Fourth, the Court finds that Defendants will suffer at least some undue prejudice if the motion is granted. For the sake of brevity, the Court will set aside the fact that Defendants have already incurred the time and expense of filing a motion to dismiss. More important is the fact that the events at issue occurred on November 17, 2010, more than two-and-a-half years before the proposed second amended complaint was submitted on June 5, 2013. This sort of passage of time increases the likelihood of the fading of the memories of material witnesses, and the destruction of relevant documents, with regard to the new allegations. See Geordiadis v. First Boston Corp., 167 F.R.D. 24, 25 (S.D.N.Y.1996) ("The passage of time always threatens difficulty as memories fade. Given the age of this case, that problem probably is severe already. The additional delay that plaintiff has caused here can only make matters worse.").

Fifth, even if the Court were to overlook the above-described facts, the Court could not overlook the fact that the proposed Second Amended Complaint is futile in that it fails to state a claim upon which relief can be granted.

ACCORDINGLY, it is

ORDERED that the City Defendants' motion to dismiss (Dkt. No. 23) is GRANTED in part and DENIED in part as described above in Part III.A. of this Decision and Order; and it is further

ORDERED that the Village Defendants' motion to dismiss (Dkt. No. 26) is GRANTED; and it is further

ORDERED that the County Defendants' motion to dismiss (Dkt. No. 36) is GRANTED; and it is further

ORDERED that Plaintiff's cross-motion for leave to file a Second Amended Complaint (Dkt. No. 44) is DENIED; and it is further

ORDERED that all of Plaintiff's claims against Defendants are DISMISSED except for her following four claims against the City Defendants: false arrest, false imprisonment, excessive force, and battery; and it is further

ORDERED that Defendants file an answer to the Plaintiff's Complaint within 14 days of the date of this Memorandum-Decision & Order pursuant to Fed.R.Civ.P. Rule 12(a)(4)(a) and this case is referred back to Magistrate Judge Treece for the setting of pretrial scheduling deadlines.

This Decision and Order expresses no opinion regarding the ability of Plaintiff's remaining claims to survive a properly filed motion for summary judgment.

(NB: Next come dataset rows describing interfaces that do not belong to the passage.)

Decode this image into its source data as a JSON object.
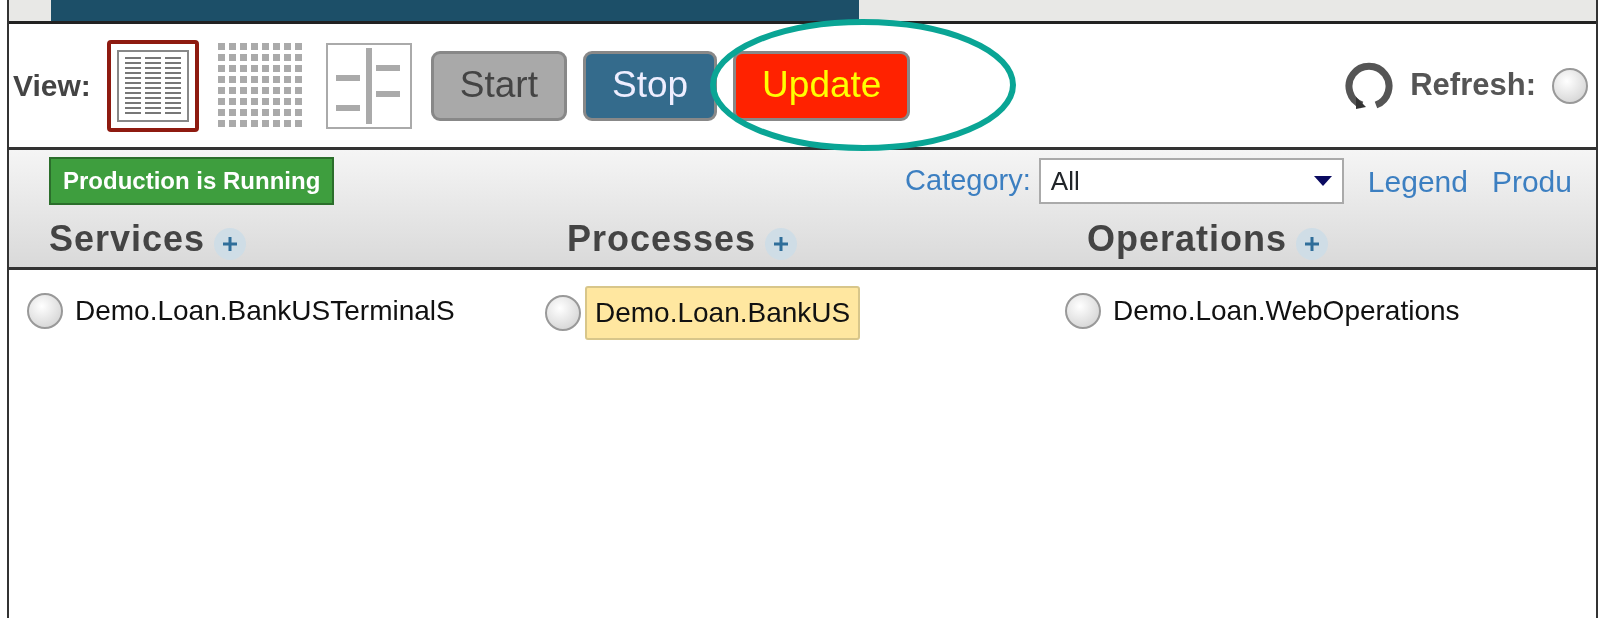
{
  "toolbar": {
    "view_label": "View:",
    "view_modes": [
      {
        "kind": "list",
        "selected": true
      },
      {
        "kind": "grid",
        "selected": false
      },
      {
        "kind": "split",
        "selected": false
      }
    ],
    "buttons": [
      {
        "label": "Start",
        "kind": "neutral"
      },
      {
        "label": "Stop",
        "kind": "primary"
      },
      {
        "label": "Update",
        "kind": "alert",
        "highlighted": true
      }
    ],
    "refresh_label": "Refresh:",
    "refresh_option": {
      "selected": false
    }
  },
  "status": {
    "label": "Production is Running"
  },
  "filter": {
    "label": "Category:",
    "value": "All"
  },
  "links": [
    "Legend",
    "Produ"
  ],
  "columns": [
    {
      "title": "Services",
      "items": [
        {
          "label": "Demo.Loan.BankUSTerminalS",
          "selected": false
        }
      ]
    },
    {
      "title": "Processes",
      "items": [
        {
          "label": "Demo.Loan.BankUS",
          "selected": true
        }
      ]
    },
    {
      "title": "Operations",
      "items": [
        {
          "label": "Demo.Loan.WebOperations",
          "selected": false
        }
      ]
    }
  ]
}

Buy This Entire Record For $7.95

Official citation and/or docket number and footnotes (if any) for this case available with purchase.

Learn more about what you receive with purchase of this case.